An article appearing the next day (More Pollution Cuts Needed for Utah to Meet Clean-Air Standards) illustrates just how big of a gorilla that we are dealing with.  Quoting the article (also by Judy Fays),
"Updated number-crunching shows that the clean-air fixes regulators already have proposed won’t do as much as originally expected for the spikes of PM2.5, which sometime shrouds northern Utah in a brown fog for weeks at a time in winter. In fact, Utah County needs to cut its wintertime pollution by another 20 percent, and a five-county area around the Salt Lake Valley needs to reduce emissions by 10 percent more to meet the U.S. Environmental Protection Agency’s health-based standards. And that’s on top of tons and tons of pollution that’s already averted in the Utah Division of Air Quality’s six-year plan."
When it comes to big challenges like this, we need to stop sweating the small stuff.

From a personal choice perspective, I see the following as perhaps most important for improving air quality: (1) considering proximity to your school or work when making a decision to rent or purchase a residence, (2) considering mpg and emissions when purchasing a new or used automobile, and (3) considering taking alternative transportation during the buildup and persistence of poor air quality events.  Perhaps you could add consideration of energy efficiency and heating type in your choice of residence, but I'm trying to go after the 800 pound gorilla here: tailpipe emissions.  Of these three, only one could have an immediate impact (#3).

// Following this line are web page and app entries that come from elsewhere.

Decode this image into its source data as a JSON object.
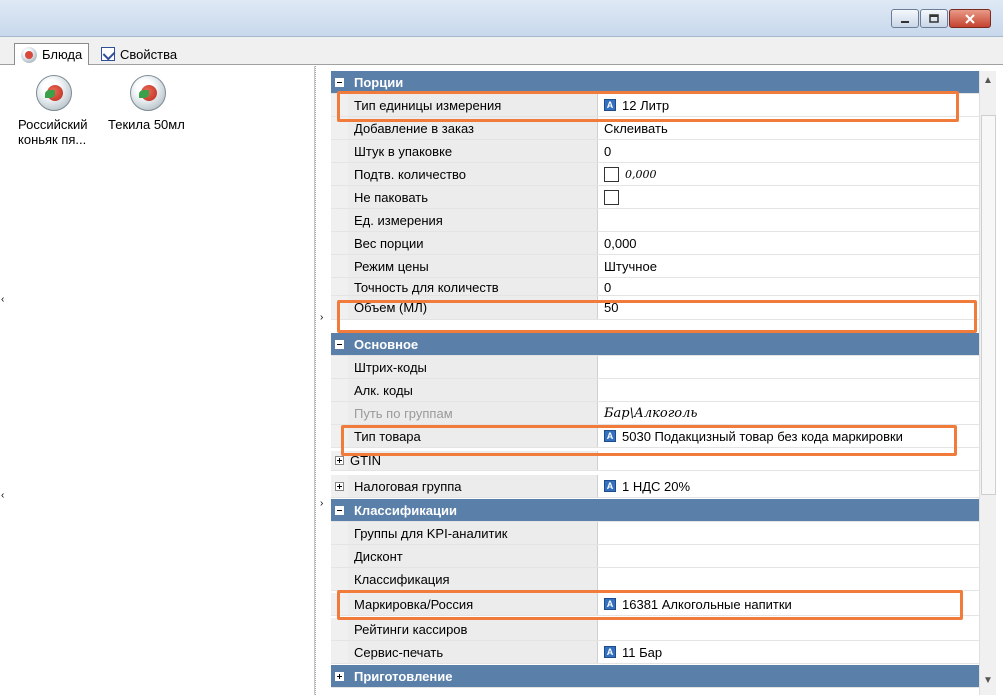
{
  "window": {
    "minimize_icon": "minimize-icon",
    "restore_icon": "restore-icon",
    "close_icon": "close-icon"
  },
  "tabs": [
    {
      "label": "Блюда",
      "icon": "dish-icon",
      "active": true
    },
    {
      "label": "Свойства",
      "icon": "properties-icon",
      "active": false
    }
  ],
  "dishes": [
    {
      "label_line1": "Российский",
      "label_line2": "коньяк пя..."
    },
    {
      "label_line1": "Текила 50мл",
      "label_line2": ""
    }
  ],
  "property_grid": {
    "sections": [
      {
        "title": "Порции",
        "expanded": true,
        "rows": [
          {
            "name": "Тип единицы измерения",
            "value": "12 Литр",
            "ref": true,
            "highlight": true
          },
          {
            "name": "Добавление в заказ",
            "value": "Склеивать"
          },
          {
            "name": "Штук в упаковке",
            "value": "0"
          },
          {
            "name": "Подтв. количество",
            "value": "0,000",
            "checkbox": true,
            "checked": false
          },
          {
            "name": "Не паковать",
            "value": "",
            "checkbox": true,
            "checked": false
          },
          {
            "name": "Ед. измерения",
            "value": ""
          },
          {
            "name": "Вес порции",
            "value": "0,000"
          },
          {
            "name": "Режим цены",
            "value": "Штучное"
          },
          {
            "name": "Точность для количеств",
            "value": "0"
          },
          {
            "name": "Объем (МЛ)",
            "value": "50",
            "highlight": true
          }
        ]
      },
      {
        "title": "Основное",
        "expanded": true,
        "rows": [
          {
            "name": "Штрих-коды",
            "value": ""
          },
          {
            "name": "Алк. коды",
            "value": ""
          },
          {
            "name": "Путь по группам",
            "value": "Бар\\Алкоголь",
            "dim": true
          },
          {
            "name": "Тип товара",
            "value": "5030 Подакцизный товар без кода маркировки",
            "ref": true,
            "highlight": true
          },
          {
            "name": "GTIN",
            "value": "",
            "expandable": true
          },
          {
            "name": "Налоговая группа",
            "value": "1 НДС 20%",
            "ref": true,
            "expandable": true
          }
        ]
      },
      {
        "title": "Классификации",
        "expanded": true,
        "rows": [
          {
            "name": "Группы для KPI-аналитик",
            "value": ""
          },
          {
            "name": "Дисконт",
            "value": ""
          },
          {
            "name": "Классификация",
            "value": ""
          },
          {
            "name": "Маркировка/Россия",
            "value": "16381 Алкогольные напитки",
            "ref": true,
            "highlight": true
          },
          {
            "name": "Рейтинги кассиров",
            "value": ""
          },
          {
            "name": "Сервис-печать",
            "value": "11 Бар",
            "ref": true
          }
        ]
      },
      {
        "title": "Приготовление",
        "expanded": false,
        "rows": []
      }
    ]
  },
  "ref_badge_letter": "A",
  "colors": {
    "category_bg": "#5a7fa9",
    "highlight": "#f07b3a",
    "ref_icon": "#3470bf"
  }
}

Personal choices are based on many factors of course, so I'm not arguing that everyone should start shopping for a new home and hybrid.   For many individuals, that's not even an option.  What I am arguing for is analysis.  We are bombarded with many environmental choices that have negligible impact.  What I'm interested in seeing is a quantitative analysis of how personal choices impact our air quality and where we can make the biggest difference.  An example is presented by Michael Brower and Warren Leon in their book The Consumer's Guide to Effective Environmental Choices.  

Although that book bears some relevance for our air quality challenges, it would be very interesting to see a similar analysis for Salt Lake air pollution.  Perhaps it has been done already.  If not, conducting such an analysis might prove useful.

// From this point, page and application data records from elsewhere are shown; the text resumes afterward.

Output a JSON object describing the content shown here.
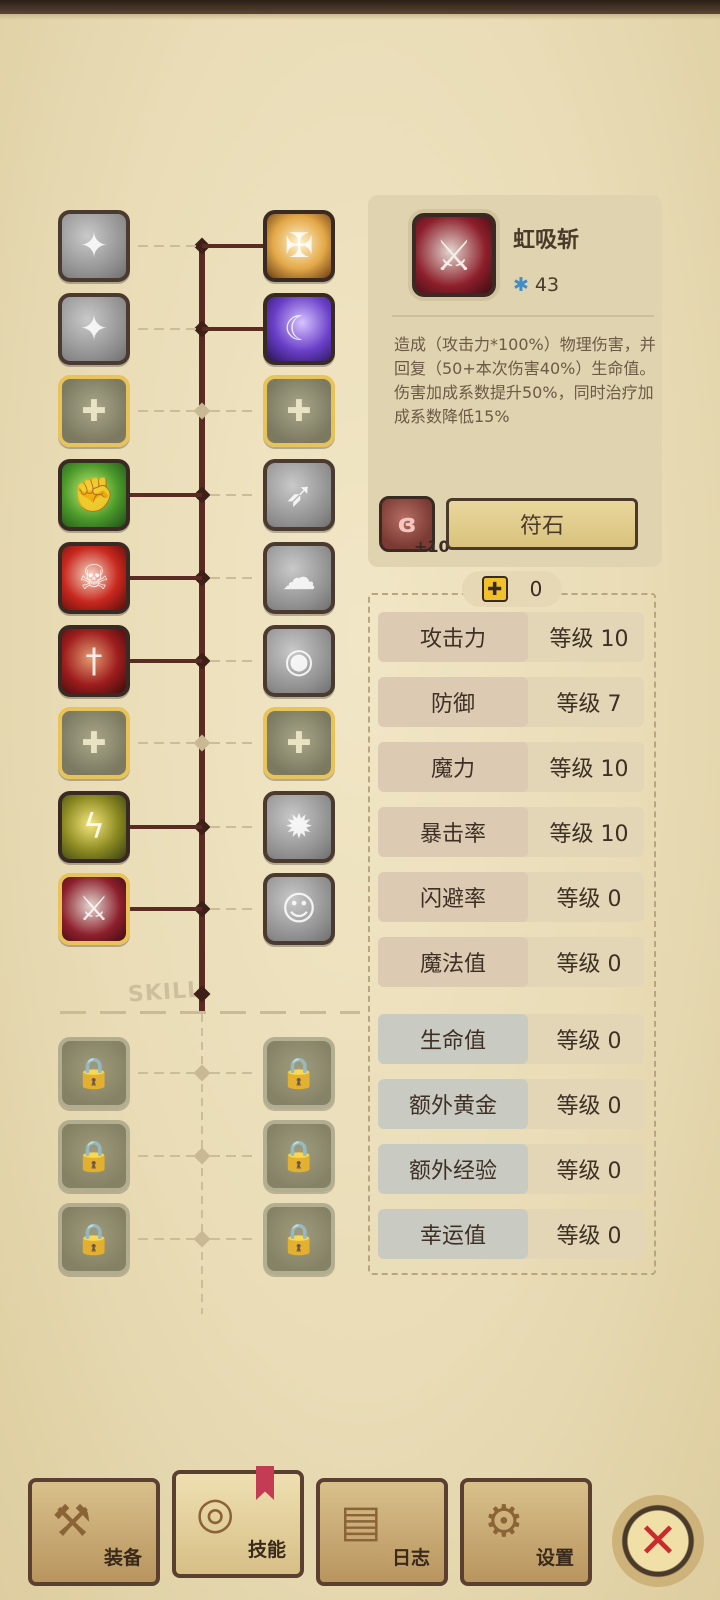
{
  "tree": {
    "watermark": "SKILL",
    "left_column": [
      {
        "name": "slash-skill-icon",
        "style": "grey",
        "glyph": "✦"
      },
      {
        "name": "dash-strike-skill-icon",
        "style": "grey",
        "glyph": "✦"
      },
      {
        "name": "empty-slot-icon",
        "style": "empty",
        "glyph": "✚"
      },
      {
        "name": "strength-skill-icon",
        "style": "green",
        "glyph": "✊"
      },
      {
        "name": "reaper-skill-icon",
        "style": "red",
        "glyph": "☠"
      },
      {
        "name": "dagger-skill-icon",
        "style": "darkred",
        "glyph": "†"
      },
      {
        "name": "empty-slot-icon",
        "style": "empty",
        "glyph": "✚"
      },
      {
        "name": "lightning-skill-icon",
        "style": "olive",
        "glyph": "ϟ"
      },
      {
        "name": "vampiric-slash-skill-icon",
        "style": "sword",
        "glyph": "⚔"
      },
      {
        "name": "locked-skill-icon",
        "style": "locked",
        "glyph": "🔒"
      },
      {
        "name": "locked-skill-icon",
        "style": "locked",
        "glyph": "🔒"
      },
      {
        "name": "locked-skill-icon",
        "style": "locked",
        "glyph": "🔒"
      }
    ],
    "right_column": [
      {
        "name": "holy-shield-skill-icon",
        "style": "gold",
        "glyph": "✠"
      },
      {
        "name": "shadow-skill-icon",
        "style": "purple",
        "glyph": "☾"
      },
      {
        "name": "empty-slot-icon",
        "style": "empty",
        "glyph": "✚"
      },
      {
        "name": "rush-skill-icon",
        "style": "grey",
        "glyph": "➶"
      },
      {
        "name": "smoke-skill-icon",
        "style": "grey",
        "glyph": "☁"
      },
      {
        "name": "eye-skill-icon",
        "style": "grey",
        "glyph": "◉"
      },
      {
        "name": "empty-slot-icon",
        "style": "empty",
        "glyph": "✚"
      },
      {
        "name": "bomb-skill-icon",
        "style": "grey",
        "glyph": "✹"
      },
      {
        "name": "spirit-skill-icon",
        "style": "grey",
        "glyph": "☺"
      },
      {
        "name": "locked-skill-icon",
        "style": "locked",
        "glyph": "🔒"
      },
      {
        "name": "locked-skill-icon",
        "style": "locked",
        "glyph": "🔒"
      },
      {
        "name": "locked-skill-icon",
        "style": "locked",
        "glyph": "🔒"
      }
    ]
  },
  "detail": {
    "icon": "vampiric-slash-icon",
    "icon_glyph": "⚔",
    "name": "虹吸斩",
    "cost_icon": "gear-icon",
    "cost_glyph": "✱",
    "cost": "43",
    "description": "造成（攻击力*100%）物理伤害，并回复（50+本次伤害40%）生命值。\n伤害加成系数提升50%，同时治疗加成系数降低15%",
    "rune_icon": "rune-stone-icon",
    "rune_glyph": "ɞ",
    "rune_level": "+10",
    "rune_button": "符石"
  },
  "points": {
    "icon": "plus-icon",
    "glyph": "✚",
    "value": "0"
  },
  "stats": [
    {
      "label": "攻击力",
      "value": "等级 10",
      "tone": "warm"
    },
    {
      "label": "防御",
      "value": "等级 7",
      "tone": "warm"
    },
    {
      "label": "魔力",
      "value": "等级 10",
      "tone": "warm"
    },
    {
      "label": "暴击率",
      "value": "等级 10",
      "tone": "warm"
    },
    {
      "label": "闪避率",
      "value": "等级 0",
      "tone": "warm"
    },
    {
      "label": "魔法值",
      "value": "等级 0",
      "tone": "warm"
    },
    {
      "label": "生命值",
      "value": "等级 0",
      "tone": "cool"
    },
    {
      "label": "额外黄金",
      "value": "等级 0",
      "tone": "cool"
    },
    {
      "label": "额外经验",
      "value": "等级 0",
      "tone": "cool"
    },
    {
      "label": "幸运值",
      "value": "等级 0",
      "tone": "cool"
    }
  ],
  "tabs": [
    {
      "label": "装备",
      "icon": "axe-icon",
      "glyph": "⚒",
      "active": false
    },
    {
      "label": "技能",
      "icon": "skill-ring-icon",
      "glyph": "◎",
      "active": true
    },
    {
      "label": "日志",
      "icon": "journal-icon",
      "glyph": "▤",
      "active": false
    },
    {
      "label": "设置",
      "icon": "gear-icon",
      "glyph": "⚙",
      "active": false
    }
  ],
  "close": {
    "icon": "close-icon",
    "glyph": "✕"
  }
}
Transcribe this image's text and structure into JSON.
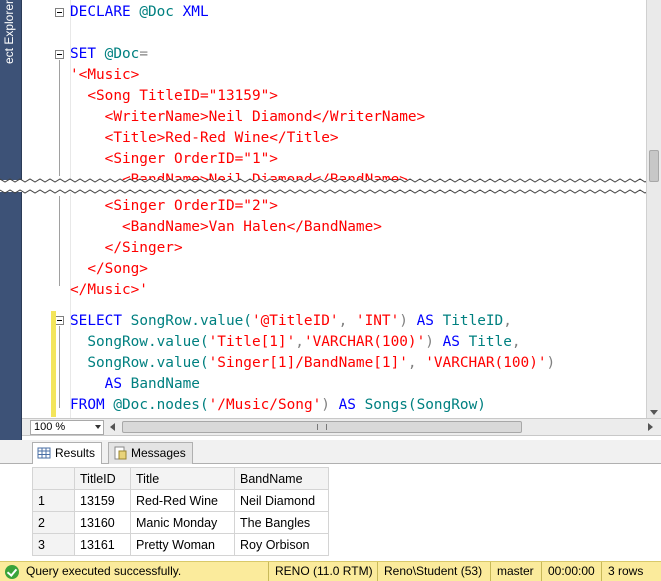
{
  "explorer": {
    "label": "ect Explorer"
  },
  "editor": {
    "lines": [
      [
        {
          "t": "DECLARE ",
          "c": "kw"
        },
        {
          "t": "@Doc ",
          "c": "fn"
        },
        {
          "t": "XML",
          "c": "kw"
        }
      ],
      [],
      [
        {
          "t": "SET ",
          "c": "kw"
        },
        {
          "t": "@Doc",
          "c": "fn"
        },
        {
          "t": "=",
          "c": "gray"
        }
      ],
      [
        {
          "t": "'<Music>",
          "c": "str"
        }
      ],
      [
        {
          "t": "  <Song TitleID=\"13159\">",
          "c": "str"
        }
      ],
      [
        {
          "t": "    <WriterName>Neil Diamond</WriterName>",
          "c": "str"
        }
      ],
      [
        {
          "t": "    <Title>Red-Red Wine</Title>",
          "c": "str"
        }
      ],
      [
        {
          "t": "    <Singer OrderID=\"1\">",
          "c": "str"
        }
      ],
      [
        {
          "t": "      <BandName>Neil Diamond</BandName>",
          "c": "str"
        }
      ],
      [
        {
          "t": "    <Singer OrderID=\"2\">",
          "c": "str"
        }
      ],
      [
        {
          "t": "      <BandName>Van Halen</BandName>",
          "c": "str"
        }
      ],
      [
        {
          "t": "    </Singer>",
          "c": "str"
        }
      ],
      [
        {
          "t": "  </Song>",
          "c": "str"
        }
      ],
      [
        {
          "t": "</Music>'",
          "c": "str"
        }
      ],
      [],
      [
        {
          "t": "SELECT ",
          "c": "kw"
        },
        {
          "t": "SongRow.value(",
          "c": "fn"
        },
        {
          "t": "'@TitleID'",
          "c": "str"
        },
        {
          "t": ", ",
          "c": "gray"
        },
        {
          "t": "'INT'",
          "c": "str"
        },
        {
          "t": ") ",
          "c": "gray"
        },
        {
          "t": "AS ",
          "c": "kw"
        },
        {
          "t": "TitleID",
          "c": "fn"
        },
        {
          "t": ",",
          "c": "gray"
        }
      ],
      [
        {
          "t": "  SongRow.value(",
          "c": "fn"
        },
        {
          "t": "'Title[1]'",
          "c": "str"
        },
        {
          "t": ",",
          "c": "gray"
        },
        {
          "t": "'VARCHAR(100)'",
          "c": "str"
        },
        {
          "t": ") ",
          "c": "gray"
        },
        {
          "t": "AS ",
          "c": "kw"
        },
        {
          "t": "Title",
          "c": "fn"
        },
        {
          "t": ",",
          "c": "gray"
        }
      ],
      [
        {
          "t": "  SongRow.value(",
          "c": "fn"
        },
        {
          "t": "'Singer[1]/BandName[1]'",
          "c": "str"
        },
        {
          "t": ", ",
          "c": "gray"
        },
        {
          "t": "'VARCHAR(100)'",
          "c": "str"
        },
        {
          "t": ")",
          "c": "gray"
        }
      ],
      [
        {
          "t": "    AS ",
          "c": "kw"
        },
        {
          "t": "BandName",
          "c": "fn"
        }
      ],
      [
        {
          "t": "FROM ",
          "c": "kw"
        },
        {
          "t": "@Doc.nodes(",
          "c": "fn"
        },
        {
          "t": "'/Music/Song'",
          "c": "str"
        },
        {
          "t": ") ",
          "c": "gray"
        },
        {
          "t": "AS ",
          "c": "kw"
        },
        {
          "t": "Songs(SongRow)",
          "c": "fn"
        }
      ]
    ]
  },
  "zoom": {
    "value": "100 %"
  },
  "tabs": [
    {
      "label": "Results",
      "active": true
    },
    {
      "label": "Messages",
      "active": false
    }
  ],
  "results": {
    "columns": [
      "TitleID",
      "Title",
      "BandName"
    ],
    "rows": [
      {
        "n": "1",
        "cells": [
          "13159",
          "Red-Red Wine",
          "Neil Diamond"
        ]
      },
      {
        "n": "2",
        "cells": [
          "13160",
          "Manic Monday",
          "The Bangles"
        ]
      },
      {
        "n": "3",
        "cells": [
          "13161",
          "Pretty Woman",
          "Roy Orbison"
        ]
      }
    ]
  },
  "status": {
    "message": "Query executed successfully.",
    "server": "RENO (11.0 RTM)",
    "user": "Reno\\Student (53)",
    "database": "master",
    "elapsed": "00:00:00",
    "rows": "3 rows"
  }
}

  1. I have heard that Utah has significant tax rebates for cars that can run on compressed natural gas, and that the Salt Lake area has one of the highest concentrations of filling stations for these. I am curious how the emissions from these compare to gasoline engines.

    1. Natural gas burns much more cleanly than gasoline -

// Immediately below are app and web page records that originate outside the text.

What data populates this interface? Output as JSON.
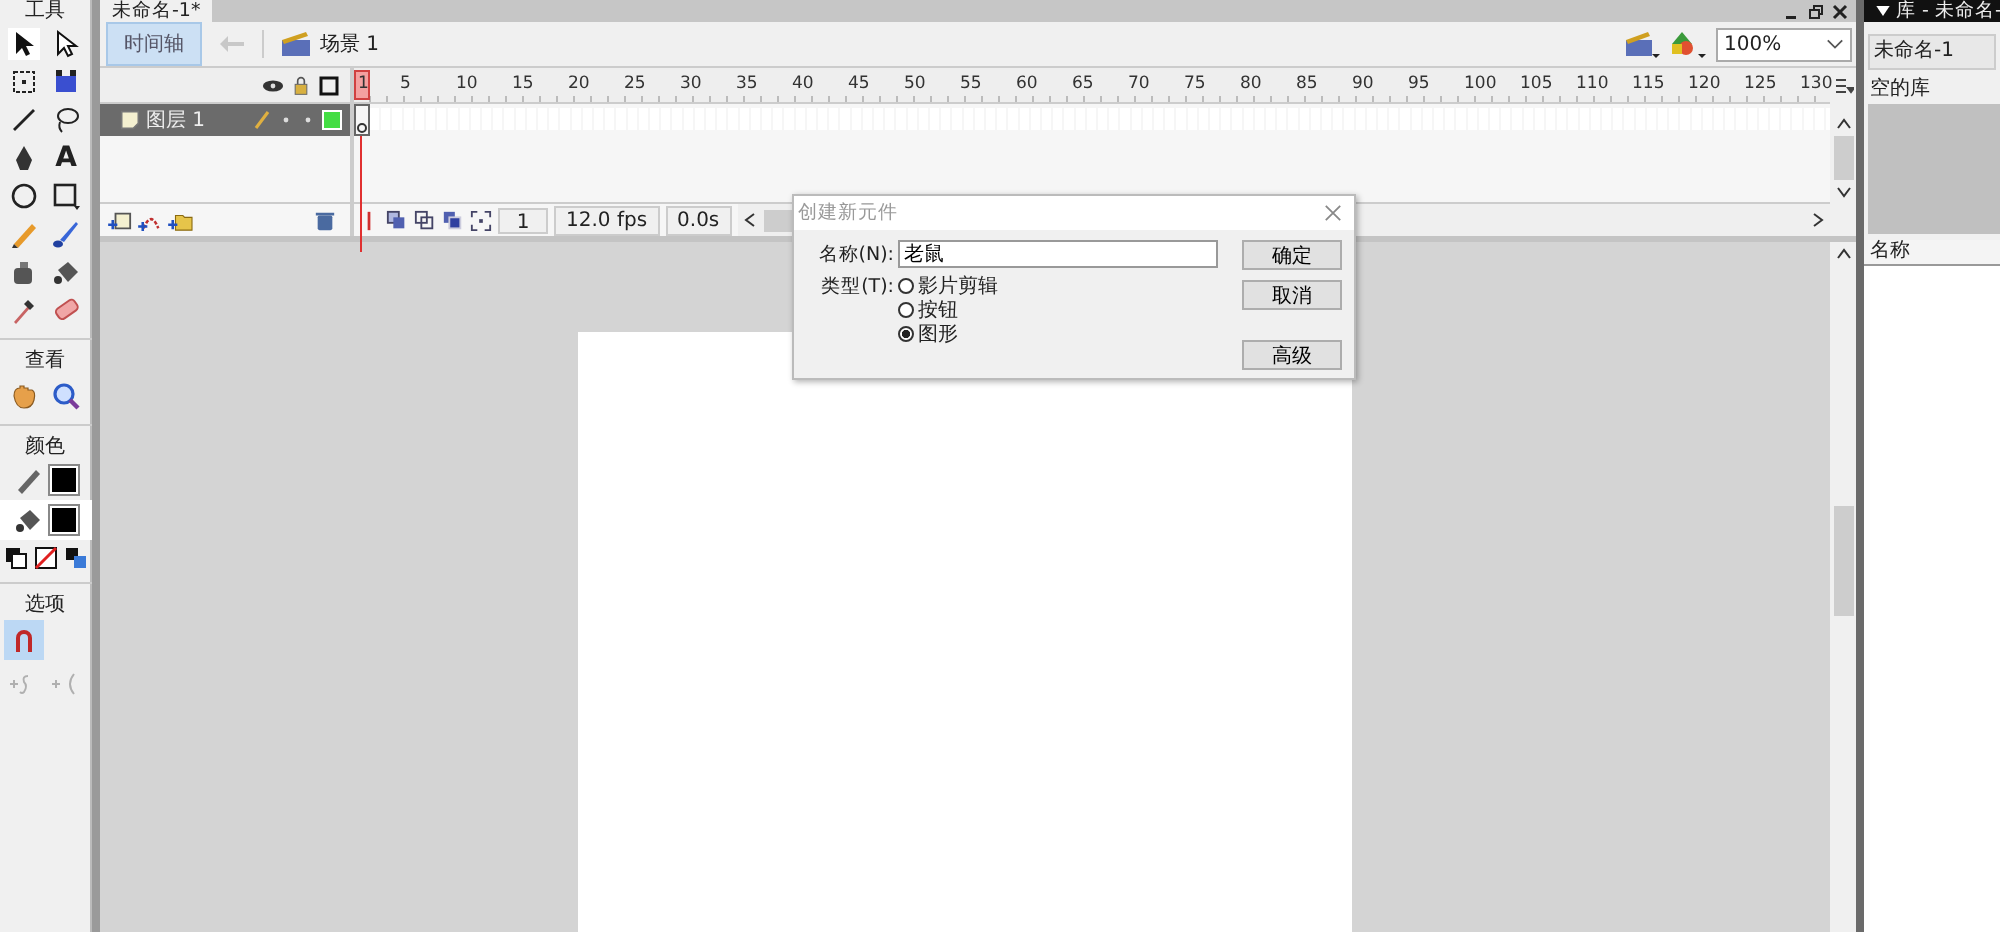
{
  "toolbox": {
    "title": "工具",
    "text_tool_glyph": "A",
    "view_label": "查看",
    "colors_label": "颜色",
    "options_label": "选项",
    "snap_selected": true
  },
  "document_tab": {
    "label": "未命名-1*",
    "selected": true
  },
  "edit_bar": {
    "timeline_button": {
      "label": "时间轴",
      "selected": true
    },
    "scene": "场景 1",
    "zoom": "100%"
  },
  "timeline": {
    "ruler": [
      "1",
      "5",
      "10",
      "15",
      "20",
      "25",
      "30",
      "35",
      "40",
      "45",
      "50",
      "55",
      "60",
      "65",
      "70",
      "75",
      "80",
      "85",
      "90",
      "95",
      "100",
      "105",
      "110",
      "115",
      "120",
      "125",
      "130"
    ],
    "layers": [
      {
        "name": "图层 1",
        "selected": true
      }
    ],
    "current_frame": "1",
    "frame_rate": "12.0 fps",
    "elapsed": "0.0s"
  },
  "dialog": {
    "title": "创建新元件",
    "name_label": "名称(N):",
    "name_value": "老鼠",
    "type_label": "类型(T):",
    "types": [
      {
        "label": "影片剪辑",
        "selected": false
      },
      {
        "label": "按钮",
        "selected": false
      },
      {
        "label": "图形",
        "selected": true
      }
    ],
    "buttons": [
      {
        "label": "确定"
      },
      {
        "label": "取消"
      },
      {
        "label": "高级"
      }
    ]
  },
  "library": {
    "title": "库 - 未命名-",
    "document": "未命名-1",
    "status": "空的库",
    "column": "名称"
  }
}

  2. David, Utah's NG incentive program delivers very little benefit at high cost. New gasoline vehicles have such advanced pollution control that NG has little or no benefit. The program was developed when NG had emission advantages, but was always designed mainly to benefit Questar.

    In 1998, Gov Bangerter convened a Clean Air Commission, which issued a final report in March 1991. The results of that work improved air quality substantially. I think we need another such effort. Summary of recommendations [click on 'download' below image of page] Technical reports of 5 working committees

    1. kvd: One of the positive benefits of writing this blog is that my eyes are opened to items like the reports you mention above. Much thanks for sharing. Perhaps we will do a post in the future on these reports - if I can find the time to review them properly.